Preserving immigrant languages
I found an interesting article on the BBC News website about Asian languages in the UK which discusses how some UK families of South Asian origin are trying to encourage their children to continue speaking their native languages, such as Bengali, Urdu, Punjabi and Gujarati. The children are taught in English at school, but some also attend complementary and weekend schools run by local communities where they are taught in their native languages. Such schools are run by volunteers and receive no government funding, and are helping to maintain bilingualism among their pupils, and perhaps because of this, those pupils are also achieving good results in their mainstream schools.

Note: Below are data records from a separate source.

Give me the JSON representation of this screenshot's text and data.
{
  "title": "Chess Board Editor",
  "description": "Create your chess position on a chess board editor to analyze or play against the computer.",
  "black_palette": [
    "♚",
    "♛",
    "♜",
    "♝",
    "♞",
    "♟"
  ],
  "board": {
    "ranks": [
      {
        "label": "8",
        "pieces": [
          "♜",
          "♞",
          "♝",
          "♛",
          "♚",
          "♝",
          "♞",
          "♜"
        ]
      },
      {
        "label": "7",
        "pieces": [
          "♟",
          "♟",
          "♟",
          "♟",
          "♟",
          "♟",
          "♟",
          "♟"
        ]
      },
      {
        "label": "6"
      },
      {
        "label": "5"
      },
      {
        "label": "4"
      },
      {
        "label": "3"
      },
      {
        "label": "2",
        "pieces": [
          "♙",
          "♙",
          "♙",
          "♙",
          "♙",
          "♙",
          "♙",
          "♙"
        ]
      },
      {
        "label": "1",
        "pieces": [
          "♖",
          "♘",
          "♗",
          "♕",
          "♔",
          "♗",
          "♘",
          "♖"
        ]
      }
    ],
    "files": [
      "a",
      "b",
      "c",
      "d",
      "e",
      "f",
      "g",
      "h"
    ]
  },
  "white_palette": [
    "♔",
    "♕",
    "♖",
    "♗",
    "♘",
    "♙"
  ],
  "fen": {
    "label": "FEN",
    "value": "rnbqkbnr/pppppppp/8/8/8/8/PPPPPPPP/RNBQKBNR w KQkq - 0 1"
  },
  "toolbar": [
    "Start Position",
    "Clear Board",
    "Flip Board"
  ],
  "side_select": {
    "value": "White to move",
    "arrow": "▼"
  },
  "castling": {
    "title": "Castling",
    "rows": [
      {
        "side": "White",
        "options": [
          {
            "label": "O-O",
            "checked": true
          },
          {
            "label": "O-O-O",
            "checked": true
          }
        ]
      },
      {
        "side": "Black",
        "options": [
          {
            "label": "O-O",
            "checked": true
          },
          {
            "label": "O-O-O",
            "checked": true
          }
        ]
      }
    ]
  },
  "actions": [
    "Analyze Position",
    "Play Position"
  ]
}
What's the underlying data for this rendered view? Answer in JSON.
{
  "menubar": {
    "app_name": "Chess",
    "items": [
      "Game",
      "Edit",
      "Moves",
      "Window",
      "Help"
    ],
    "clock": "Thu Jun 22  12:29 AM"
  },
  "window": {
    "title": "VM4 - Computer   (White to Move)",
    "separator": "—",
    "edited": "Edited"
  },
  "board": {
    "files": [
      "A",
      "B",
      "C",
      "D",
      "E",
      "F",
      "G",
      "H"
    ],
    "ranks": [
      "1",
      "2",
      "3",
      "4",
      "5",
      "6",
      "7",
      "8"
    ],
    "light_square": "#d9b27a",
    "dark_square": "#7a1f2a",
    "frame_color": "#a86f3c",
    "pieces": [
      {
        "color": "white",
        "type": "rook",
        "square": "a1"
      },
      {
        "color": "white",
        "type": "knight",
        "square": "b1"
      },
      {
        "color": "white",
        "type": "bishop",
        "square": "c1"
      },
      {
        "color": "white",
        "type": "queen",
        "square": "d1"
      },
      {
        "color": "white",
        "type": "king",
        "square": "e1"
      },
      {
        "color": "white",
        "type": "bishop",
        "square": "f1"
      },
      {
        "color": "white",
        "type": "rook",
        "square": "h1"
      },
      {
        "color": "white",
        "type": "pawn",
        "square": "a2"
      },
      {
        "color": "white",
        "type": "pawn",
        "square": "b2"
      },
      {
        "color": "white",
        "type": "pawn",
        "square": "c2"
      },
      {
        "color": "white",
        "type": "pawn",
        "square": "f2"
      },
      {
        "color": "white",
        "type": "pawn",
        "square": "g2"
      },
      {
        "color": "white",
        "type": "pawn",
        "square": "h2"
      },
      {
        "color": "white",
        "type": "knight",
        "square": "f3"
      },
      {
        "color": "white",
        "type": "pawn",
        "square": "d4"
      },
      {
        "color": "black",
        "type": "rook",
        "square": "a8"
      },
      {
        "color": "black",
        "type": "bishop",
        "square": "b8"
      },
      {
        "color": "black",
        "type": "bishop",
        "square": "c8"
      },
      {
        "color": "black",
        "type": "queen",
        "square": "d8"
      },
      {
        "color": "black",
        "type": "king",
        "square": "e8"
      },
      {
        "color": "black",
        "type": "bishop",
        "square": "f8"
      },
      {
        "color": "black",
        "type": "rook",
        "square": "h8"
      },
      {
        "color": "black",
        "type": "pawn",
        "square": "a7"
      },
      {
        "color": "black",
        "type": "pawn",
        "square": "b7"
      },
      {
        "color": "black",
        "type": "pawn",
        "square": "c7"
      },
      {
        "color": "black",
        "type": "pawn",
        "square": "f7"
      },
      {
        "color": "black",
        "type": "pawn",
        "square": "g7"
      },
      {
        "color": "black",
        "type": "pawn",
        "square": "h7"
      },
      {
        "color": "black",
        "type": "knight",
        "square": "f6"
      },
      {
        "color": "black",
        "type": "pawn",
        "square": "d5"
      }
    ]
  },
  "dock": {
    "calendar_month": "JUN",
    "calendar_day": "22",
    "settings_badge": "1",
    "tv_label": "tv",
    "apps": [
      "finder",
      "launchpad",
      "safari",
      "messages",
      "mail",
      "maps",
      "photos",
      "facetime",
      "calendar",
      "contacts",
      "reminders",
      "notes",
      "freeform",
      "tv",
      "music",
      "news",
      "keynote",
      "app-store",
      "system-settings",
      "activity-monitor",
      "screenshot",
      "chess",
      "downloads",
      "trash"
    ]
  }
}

It seems to be common among immigrant families that native languages last only two or three generations, unless community efforts are made to maintain their languages. The situation can be similar for minority languages such as Maori and Irish. Another article I came across today is not very hopeful about the future of the Maori language and predicts it will die out in 50 years or so. In spite of initiatives to promote the language, the young generation is increasingly turning to English, even those who attend the Maori-medium schools. In the schools they speak Maori, but elsewhere many speak only English.